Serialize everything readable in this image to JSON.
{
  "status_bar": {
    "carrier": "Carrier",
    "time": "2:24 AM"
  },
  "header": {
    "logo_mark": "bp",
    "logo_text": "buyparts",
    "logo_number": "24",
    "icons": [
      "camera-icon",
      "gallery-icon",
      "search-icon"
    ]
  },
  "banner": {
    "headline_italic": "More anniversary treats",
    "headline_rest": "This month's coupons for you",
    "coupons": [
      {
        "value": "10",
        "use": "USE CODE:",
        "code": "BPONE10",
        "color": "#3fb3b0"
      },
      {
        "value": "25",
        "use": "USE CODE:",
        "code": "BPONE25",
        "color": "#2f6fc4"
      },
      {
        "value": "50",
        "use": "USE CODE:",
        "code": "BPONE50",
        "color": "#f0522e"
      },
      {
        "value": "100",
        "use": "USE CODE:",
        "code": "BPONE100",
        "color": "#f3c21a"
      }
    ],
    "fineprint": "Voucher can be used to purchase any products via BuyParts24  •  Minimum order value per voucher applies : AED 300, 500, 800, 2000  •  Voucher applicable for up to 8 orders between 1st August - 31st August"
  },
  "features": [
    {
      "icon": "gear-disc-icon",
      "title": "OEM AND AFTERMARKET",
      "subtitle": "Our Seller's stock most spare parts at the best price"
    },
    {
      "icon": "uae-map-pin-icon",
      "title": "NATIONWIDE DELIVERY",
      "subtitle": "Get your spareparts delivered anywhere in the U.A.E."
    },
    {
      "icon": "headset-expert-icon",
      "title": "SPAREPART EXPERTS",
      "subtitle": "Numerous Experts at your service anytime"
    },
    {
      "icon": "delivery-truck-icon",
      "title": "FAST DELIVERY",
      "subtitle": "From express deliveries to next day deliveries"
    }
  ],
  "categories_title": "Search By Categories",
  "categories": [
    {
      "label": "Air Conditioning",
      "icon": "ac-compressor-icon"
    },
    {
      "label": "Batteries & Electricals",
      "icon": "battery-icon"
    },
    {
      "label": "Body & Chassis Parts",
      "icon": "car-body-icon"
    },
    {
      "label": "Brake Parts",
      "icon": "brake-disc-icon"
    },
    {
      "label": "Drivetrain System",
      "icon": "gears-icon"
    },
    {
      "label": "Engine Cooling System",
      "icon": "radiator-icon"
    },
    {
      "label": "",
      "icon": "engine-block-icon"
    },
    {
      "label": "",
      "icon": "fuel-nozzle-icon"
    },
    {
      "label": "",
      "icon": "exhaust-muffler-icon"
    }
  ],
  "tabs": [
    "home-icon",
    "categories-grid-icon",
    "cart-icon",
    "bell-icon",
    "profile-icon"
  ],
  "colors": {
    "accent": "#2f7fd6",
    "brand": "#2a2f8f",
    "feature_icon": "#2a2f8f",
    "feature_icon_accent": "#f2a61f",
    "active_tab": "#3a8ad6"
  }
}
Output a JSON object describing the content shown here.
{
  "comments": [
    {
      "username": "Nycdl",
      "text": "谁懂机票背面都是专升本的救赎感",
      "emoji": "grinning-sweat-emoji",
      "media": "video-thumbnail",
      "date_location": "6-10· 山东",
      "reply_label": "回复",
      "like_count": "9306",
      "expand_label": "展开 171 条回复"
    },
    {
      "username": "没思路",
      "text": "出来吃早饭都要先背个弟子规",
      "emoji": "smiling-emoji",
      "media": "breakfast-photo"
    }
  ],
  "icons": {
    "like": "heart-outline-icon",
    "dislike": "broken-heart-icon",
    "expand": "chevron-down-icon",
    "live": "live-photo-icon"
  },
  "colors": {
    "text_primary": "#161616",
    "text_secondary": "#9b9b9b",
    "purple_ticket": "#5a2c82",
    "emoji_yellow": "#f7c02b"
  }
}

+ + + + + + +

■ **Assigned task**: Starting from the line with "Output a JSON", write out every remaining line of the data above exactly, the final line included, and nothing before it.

■ **Output for this exercise**:
Output a JSON object describing the content shown here.
{
  "comments": [
    {
      "username": "Nycdl",
      "text": "谁懂机票背面都是专升本的救赎感",
      "emoji": "grinning-sweat-emoji",
      "media": "video-thumbnail",
      "date_location": "6-10· 山东",
      "reply_label": "回复",
      "like_count": "9306",
      "expand_label": "展开 171 条回复"
    },
    {
      "username": "没思路",
      "text": "出来吃早饭都要先背个弟子规",
      "emoji": "smiling-emoji",
      "media": "breakfast-photo"
    }
  ],
  "icons": {
    "like": "heart-outline-icon",
    "dislike": "broken-heart-icon",
    "expand": "chevron-down-icon",
    "live": "live-photo-icon"
  },
  "colors": {
    "text_primary": "#161616",
    "text_secondary": "#9b9b9b",
    "purple_ticket": "#5a2c82",
    "emoji_yellow": "#f7c02b"
  }
}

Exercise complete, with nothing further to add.